> I was there throughout but did follow up questioning afterward. Most of the council members did not agree wIth Hall Walker's analysis or at least had unanswered questions.
> Sent from my iPhone
> On Jun 30, 2012, at 9:59 AM, "Mr Baker" <firstname.lastname@example.org> wrote:
>> Ms. Thompson,
>> Many of the quotes used in your story came from the council in the scenarios they were giving Finance during the meeting.
>> Some of those questions and scenarios were asked before they had gotten through all of the information.
>> All of those questions and scenarios were answered. I was there at the meeting.

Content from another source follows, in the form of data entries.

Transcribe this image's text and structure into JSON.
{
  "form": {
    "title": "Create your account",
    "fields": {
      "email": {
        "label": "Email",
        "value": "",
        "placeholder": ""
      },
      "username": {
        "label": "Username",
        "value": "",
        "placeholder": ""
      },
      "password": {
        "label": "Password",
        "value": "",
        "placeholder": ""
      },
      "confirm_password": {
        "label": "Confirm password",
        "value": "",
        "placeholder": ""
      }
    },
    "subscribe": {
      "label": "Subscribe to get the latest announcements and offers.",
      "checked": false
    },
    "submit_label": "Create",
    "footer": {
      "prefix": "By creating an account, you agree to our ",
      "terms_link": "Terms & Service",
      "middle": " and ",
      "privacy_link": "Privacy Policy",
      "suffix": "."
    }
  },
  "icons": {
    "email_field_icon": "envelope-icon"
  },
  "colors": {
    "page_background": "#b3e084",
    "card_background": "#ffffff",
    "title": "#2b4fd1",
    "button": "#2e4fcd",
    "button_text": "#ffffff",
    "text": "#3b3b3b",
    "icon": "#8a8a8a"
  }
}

Based on how you reported this, I'm not sure that you were actually there, but skimmed through the SeattleChannel video.
>> Either way, it's incomplete reporting, making the impression readers have inaccurate.
>> Please see the summary:
>> It complies with I-91.
>> It complies with the spirit of I-91.
>> Could the city make a better investment with $200 million dollars?
>> The $200 million dollars doesn't exist without the tax revenue, the city doesn't have $200 million in cash to invest in something else.
>> As it is, the $200 million dollars borrowed does return a market rate, a rate higher than a 30 Year Treasury Bond.
>> Maybe you should re-watch the video, look at the chart on page 10, and summary on page 13.
>> Have a great day,
>> Mike Baker
>> Seattle, WA
>> Sent from my iPhone
>> Visit me here: